I pulled the charred sheets of paper from my pocket. “These were discovered in the village of Weston two days ago.” I handed the sheets over to the council. “It’s flash paper. It’s used with a carbon pen to send secret messages. The paper had already been lit when the Rejen of Weston found them, but she wasn’t able to decipher what had been written on them. The only thing she could make out was a reference to Leayone.”
“How did you come to get these?”
“Jackson and I are on our way to Leayone for the international peace summit. Jackson’s an ambassador from the Empire of Norberg, as you already seem to know.
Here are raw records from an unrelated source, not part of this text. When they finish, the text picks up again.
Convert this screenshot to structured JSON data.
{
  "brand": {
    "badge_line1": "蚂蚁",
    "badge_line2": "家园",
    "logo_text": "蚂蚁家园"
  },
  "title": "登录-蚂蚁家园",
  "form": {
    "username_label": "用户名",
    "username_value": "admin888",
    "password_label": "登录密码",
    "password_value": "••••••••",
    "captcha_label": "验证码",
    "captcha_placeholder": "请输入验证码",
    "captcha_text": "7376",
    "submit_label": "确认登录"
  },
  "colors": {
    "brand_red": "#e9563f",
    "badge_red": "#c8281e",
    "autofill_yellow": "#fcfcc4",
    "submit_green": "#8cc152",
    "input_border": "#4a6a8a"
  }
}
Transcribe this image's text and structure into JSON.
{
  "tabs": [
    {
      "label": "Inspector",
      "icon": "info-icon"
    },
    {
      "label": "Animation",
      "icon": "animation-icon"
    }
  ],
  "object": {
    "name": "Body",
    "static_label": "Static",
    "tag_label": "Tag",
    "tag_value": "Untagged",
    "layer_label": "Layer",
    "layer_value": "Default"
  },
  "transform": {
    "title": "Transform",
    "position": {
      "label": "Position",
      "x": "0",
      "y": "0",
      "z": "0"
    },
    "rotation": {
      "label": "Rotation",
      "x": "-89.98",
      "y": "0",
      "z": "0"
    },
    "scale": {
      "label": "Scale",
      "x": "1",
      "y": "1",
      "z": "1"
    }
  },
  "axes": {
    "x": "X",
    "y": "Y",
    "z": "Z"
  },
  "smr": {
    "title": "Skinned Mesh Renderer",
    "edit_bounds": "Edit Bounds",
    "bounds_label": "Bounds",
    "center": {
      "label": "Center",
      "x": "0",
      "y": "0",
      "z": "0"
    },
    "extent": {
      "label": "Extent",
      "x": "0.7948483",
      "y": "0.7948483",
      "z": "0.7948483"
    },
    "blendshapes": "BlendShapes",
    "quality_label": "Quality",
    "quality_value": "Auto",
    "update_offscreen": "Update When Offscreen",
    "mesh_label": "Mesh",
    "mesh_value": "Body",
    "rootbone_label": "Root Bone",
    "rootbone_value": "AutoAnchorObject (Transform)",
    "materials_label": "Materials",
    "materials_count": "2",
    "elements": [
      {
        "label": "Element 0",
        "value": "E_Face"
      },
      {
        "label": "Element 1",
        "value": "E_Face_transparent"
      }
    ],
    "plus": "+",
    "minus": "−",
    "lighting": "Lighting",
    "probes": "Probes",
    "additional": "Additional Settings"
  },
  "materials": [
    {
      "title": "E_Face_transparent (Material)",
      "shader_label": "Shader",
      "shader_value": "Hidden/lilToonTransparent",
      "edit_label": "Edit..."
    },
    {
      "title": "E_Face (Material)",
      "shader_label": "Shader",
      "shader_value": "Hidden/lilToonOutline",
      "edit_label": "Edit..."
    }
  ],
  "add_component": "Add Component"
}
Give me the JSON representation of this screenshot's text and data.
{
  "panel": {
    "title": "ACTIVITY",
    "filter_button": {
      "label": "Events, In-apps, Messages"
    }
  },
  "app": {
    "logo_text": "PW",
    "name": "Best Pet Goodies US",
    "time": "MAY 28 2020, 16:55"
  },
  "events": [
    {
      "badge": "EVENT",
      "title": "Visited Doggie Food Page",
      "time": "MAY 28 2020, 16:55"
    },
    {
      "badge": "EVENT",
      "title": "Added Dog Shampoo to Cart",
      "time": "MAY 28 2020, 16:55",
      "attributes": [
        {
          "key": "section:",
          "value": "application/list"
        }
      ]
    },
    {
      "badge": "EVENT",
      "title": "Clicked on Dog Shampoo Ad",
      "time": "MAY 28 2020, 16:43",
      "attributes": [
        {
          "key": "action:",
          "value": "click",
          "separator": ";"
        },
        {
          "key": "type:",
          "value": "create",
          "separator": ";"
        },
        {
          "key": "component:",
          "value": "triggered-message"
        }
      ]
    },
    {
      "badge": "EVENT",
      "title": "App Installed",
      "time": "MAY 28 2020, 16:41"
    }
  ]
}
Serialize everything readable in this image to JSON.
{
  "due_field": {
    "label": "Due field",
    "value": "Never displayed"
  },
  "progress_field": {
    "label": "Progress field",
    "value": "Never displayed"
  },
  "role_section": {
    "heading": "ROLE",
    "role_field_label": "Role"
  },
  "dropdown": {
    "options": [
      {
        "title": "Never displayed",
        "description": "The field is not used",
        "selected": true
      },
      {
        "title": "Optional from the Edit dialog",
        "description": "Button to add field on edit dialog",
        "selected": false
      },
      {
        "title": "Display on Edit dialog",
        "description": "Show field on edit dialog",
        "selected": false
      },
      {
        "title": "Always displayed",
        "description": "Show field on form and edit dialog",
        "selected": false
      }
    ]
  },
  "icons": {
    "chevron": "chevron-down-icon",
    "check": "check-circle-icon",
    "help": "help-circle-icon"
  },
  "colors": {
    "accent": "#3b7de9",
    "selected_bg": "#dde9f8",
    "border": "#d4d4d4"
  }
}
And I’m a commanding officer in the Adorna Peace League. I’m Rejen for the village of Bangee. We stopped in Weston last night to rest. When I introduced myself to Rej. Sanden, she showed me the papers to see if I could figure them out.”
They passed the flash paper around the table. The most ancient looking of the monks ran his hand over the sheets with his eyes closed. Behind me, I heard a whisper. The man who’d met us at the gate stood at the back of the room. The hood of his cloak was still drawn over his head.
“This was a map of Leayone,” the ancient monk said. His face might have been ancient, but his grey eyes looked sharp as a blade. “It’s a new map. There are buildings on it that did not exist last time I was there. Why do you think this has to do with the Mietmoda?”
I pointed to the bottom corner of one of the sheets. There was an indent in the shape of a squiggly circle. “This is the Mietmoda’s insignia. This paper was recently burned, less than a week ago I’d guess. I think they might be planning an attack on the summit. I’ve sent a post to High Governor Zuulos De Lear with a warning. The Rejen of Weston told us you could help. We rode through the night to get here.”
“Hunter,” Earon called to the back of the room. “Have your scouts heard anything that might suggest the Mietmoda’s return?”
The man in the back of the room shook his head.
Jax rose from his seat. “Are you Hunter Dowe?”
An image formed in the back of my mind. A memory. I’d heard that name before… I swung around. “The Hunter Dowe who won High Governor De Lear’s inauguration tournament last year? The female monk?”
Hunter pulled back her hood. She had olive-toned skin and dark-brown hair tied up behind her head. Her face had a youthful glow and her large, brown eyes captured the entire room in their reflection.
“I’m not a monk,” she said in a voice gentler than the one she had greeted us with.
“Hunter is a hired Knight for the Order. She scouts and recruits for us.” Earon said. “The Tribe might be dead, but this Noble Order shouldn’t die out with it.”
“You’ll help us then?” I asked.
Earon rose. “My council must discuss what, if anything, we can do. If the Mietmoda has returned, then we will do what we can to finish them.”